A bag of assorted pills and prescription drugs dropped off for disposal is displayed during the Drug Enforcement Administration's 20th National Prescription Drug Take Back Day earlier this year in Los Angeles. According to the Centers for Disease Control and Prevention, more than 100,000 people died of a drug overdose from April 2020 to April 2021.

More than 100,000 people died over a 12-month period from fatal drug overdoses for the first time in U.S. history, according to new data from the Centers for Disease Control & Prevention.

"To all those families who have mourned a loved one and to all those people who are facing addiction or are in recovery: you are in our hearts," said President Joe Biden in a statement issued by the White House. "Together, we will turn the tide on this epidemic."

"This tragic milestone represents an increase of 28.5%" over the same period just a year earlier, said Dr. Deb Houry with the CDC in a call with reporters Wednesday.

Dr. Rahul Gupta, who heads the White House Office of National Drug Control Policy, called the surge in drug fatalities "unacceptable."

"An overdose is a cry for help," Gupta said during the press conference. "For far too many people that cry goes unanswered. This requires a whole lot of government response and evidence-based strategies."

Experts blame the continuing surge on the spread of more dangerous street drugs and on disruptions to drug treatment programs caused by the pandemic.

"[Overdoses] are driven both by fentanyl and also by methamphetamines," said Dr. Nora Volkov head of the National Institute On Drug Abuse, part of the National Institutes of Health.

She predicted the surge of fatalities would continue because of the spread of more dangerous street drugs.

"They are among the most addictive drugs that we know of and the most lethal," Volkov said.

The Biden administration is calling on Congress to approve more than $10 billion in funding for drug treatment and interdiction programs.

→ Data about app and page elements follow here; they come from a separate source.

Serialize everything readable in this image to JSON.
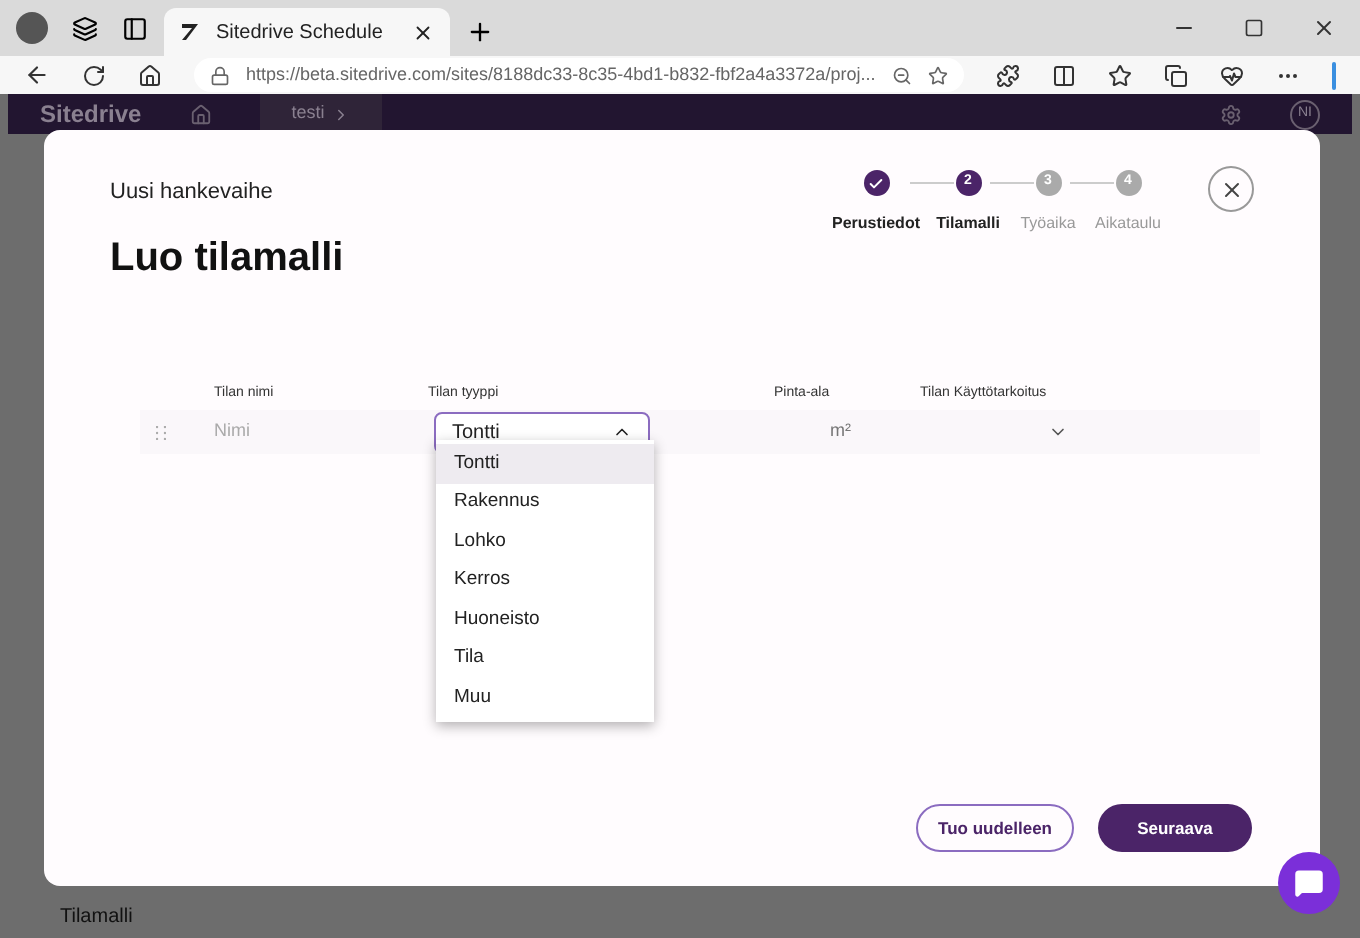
{
  "browser": {
    "tab_title": "Sitedrive Schedule",
    "url": "https://beta.sitedrive.com/sites/8188dc33-8c35-4bd1-b832-fbf2a4a3372a/proj..."
  },
  "app_header": {
    "logo": "Sitedrive",
    "breadcrumb": "testi",
    "avatar": "NI"
  },
  "background": {
    "label": "Tilamalli"
  },
  "modal": {
    "subtitle": "Uusi hankevaihe",
    "title": "Luo tilamalli",
    "steps": [
      {
        "label": "Perustiedot",
        "kind": "done"
      },
      {
        "number": "2",
        "label": "Tilamalli",
        "kind": "current"
      },
      {
        "number": "3",
        "label": "Työaika",
        "kind": "pending"
      },
      {
        "number": "4",
        "label": "Aikataulu",
        "kind": "pending"
      }
    ],
    "columns": [
      "Tilan nimi",
      "Tilan tyyppi",
      "Pinta-ala",
      "Tilan Käyttötarkoitus"
    ],
    "row": {
      "name_placeholder": "Nimi",
      "type_value": "Tontti",
      "unit": "m²"
    },
    "type_options": [
      {
        "label": "Tontti",
        "selected": true
      },
      {
        "label": "Rakennus",
        "selected": false
      },
      {
        "label": "Lohko",
        "selected": false
      },
      {
        "label": "Kerros",
        "selected": false
      },
      {
        "label": "Huoneisto",
        "selected": false
      },
      {
        "label": "Tila",
        "selected": false
      },
      {
        "label": "Muu",
        "selected": false
      }
    ],
    "buttons": {
      "secondary": "Tuo uudelleen",
      "primary": "Seuraava"
    }
  }
}
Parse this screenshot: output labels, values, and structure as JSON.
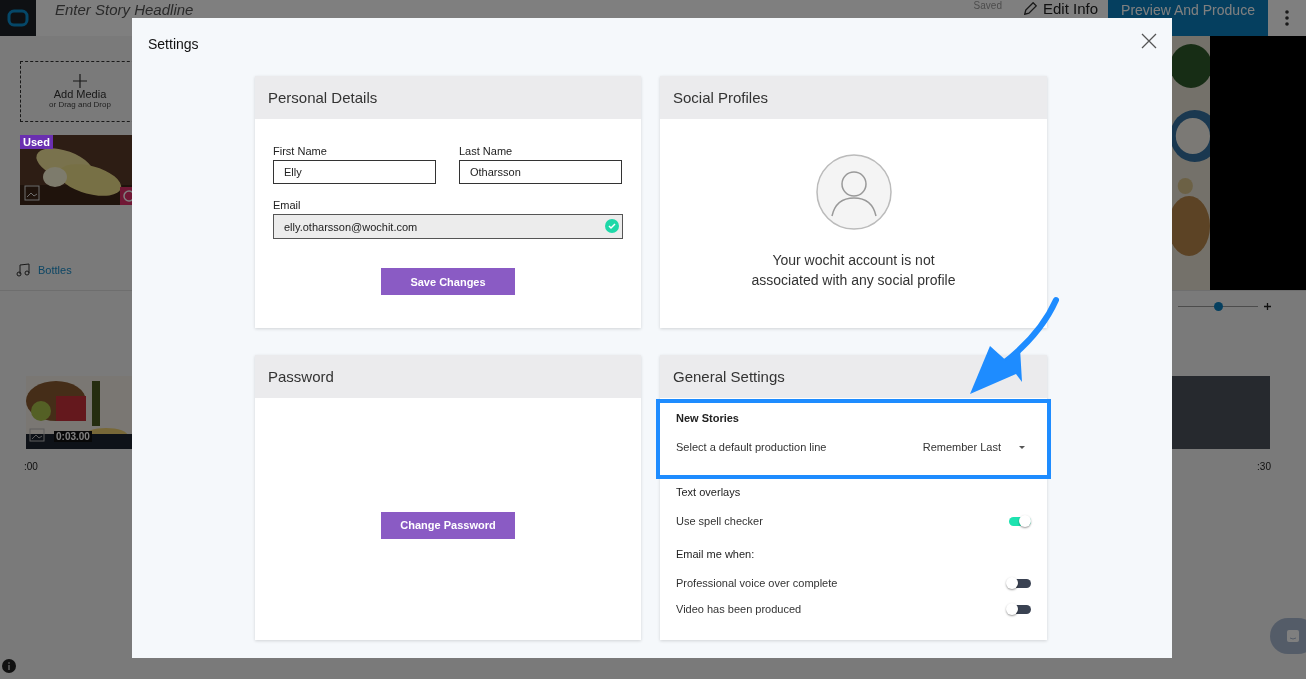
{
  "app": {
    "headline": {
      "placeholder": "Enter Story Headline"
    },
    "save_status": "Saved",
    "edit_info": "Edit Info",
    "produce_button": "Preview And Produce",
    "add_media": {
      "title": "Add Media",
      "subtitle": "or Drag and Drop"
    },
    "media_badge": "Used",
    "music_track": "Bottles",
    "zoom": {
      "level": 0.5
    },
    "timeline": {
      "clip_duration": "0:03.00",
      "start_label": ":00",
      "end_label": ":30"
    }
  },
  "dialog": {
    "title": "Settings",
    "personal_details": {
      "title": "Personal Details",
      "fields": [
        {
          "label": "First Name",
          "value": "Elly"
        },
        {
          "label": "Last Name",
          "value": "Otharsson"
        }
      ],
      "email": {
        "label": "Email",
        "value": "elly.otharsson@wochit.com",
        "verified": true
      },
      "button": "Save Changes"
    },
    "social_profiles": {
      "title": "Social Profiles",
      "message": "Your wochit account is not associated with any social profile"
    },
    "password": {
      "title": "Password",
      "button": "Change Password"
    },
    "general_settings": {
      "title": "General Settings",
      "sections": [
        {
          "heading": "New Stories",
          "highlighted": true,
          "rows": [
            {
              "kind": "select",
              "label": "Select a default production line",
              "value": "Remember Last"
            }
          ]
        },
        {
          "heading": "Text overlays",
          "highlighted": false,
          "rows": [
            {
              "kind": "toggle",
              "label": "Use spell checker",
              "on": true
            }
          ]
        },
        {
          "heading": "Email me when:",
          "highlighted": false,
          "rows": [
            {
              "kind": "toggle",
              "label": "Professional voice over complete",
              "on": false
            },
            {
              "kind": "toggle",
              "label": "Video has been produced",
              "on": false
            }
          ]
        }
      ]
    }
  }
}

The White House also called in states to relax rules that complicate access to Naloxone, a medication that can reverse overdoses caused by fentanyl and other opioids.

Copyright 2021 NPR. To see more, visit https://www.npr.org.

Brian Mann